]. In the case of epidemic outbreaks, the speed of information and decision making is rewarding. Currently, we can rely on the International Health Regulations (IHRs), first adopted by the World Health Assembly (WHA) in 1969 and last revised in 2005, (following the 2002–2003 SARS outbreak), during the 58th WHA [10
]. The IHRs have the scope “to prevent, protect against, control and provide a public health response to the international spread of disease in ways that are commensurate with and restricted to public health risks, and which avoid unnecessary interference with international traffic and trade”. As a matter of fact, the IHR Emergency Committee for COVID-19 held its first meeting on 22 and 23 January 2020, and following the second meeting, on 30 January 2020, the WHO advised States to “detect the disease early, isolate and treat patients, trace contacts and reduce social contacts” [11
]. Despite the WHO’s rapid global alert, the COVID-19 experience showed how the international community needs to guarantee that countries are better prepared for preventing, monitoring, responding to and recovering from any future public health emergencies [12
]. It is not for nothing that Adrien Proust, in his role of public health pioneer, is mentioned in “Love in the Time of Cholera”, the 1985 novel by Gabriel García Márquez, as the “most outstanding epidemiologist of his time”. Rediscovering his lessons, like those of other innovators/forerunners of the past [13

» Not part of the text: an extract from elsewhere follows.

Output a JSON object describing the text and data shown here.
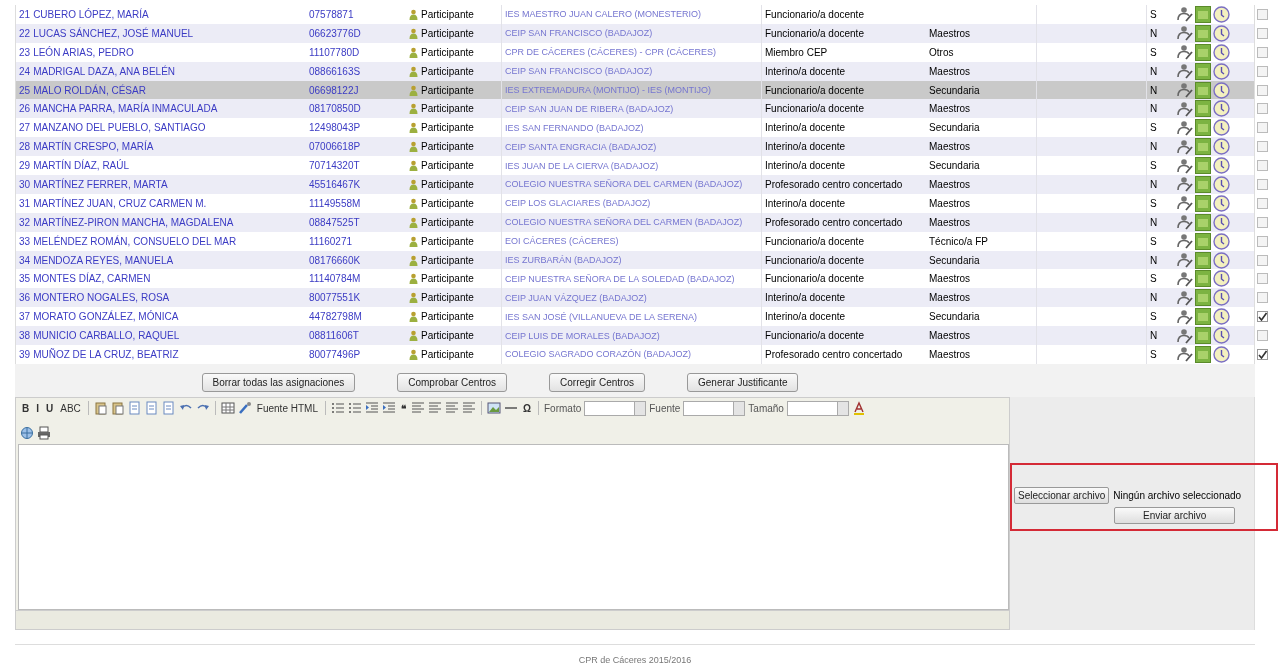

] and, more generally, the historical presentation of infectious diseases [15
], may be helpful for physicians fighting new infectious enemies in the 21st century.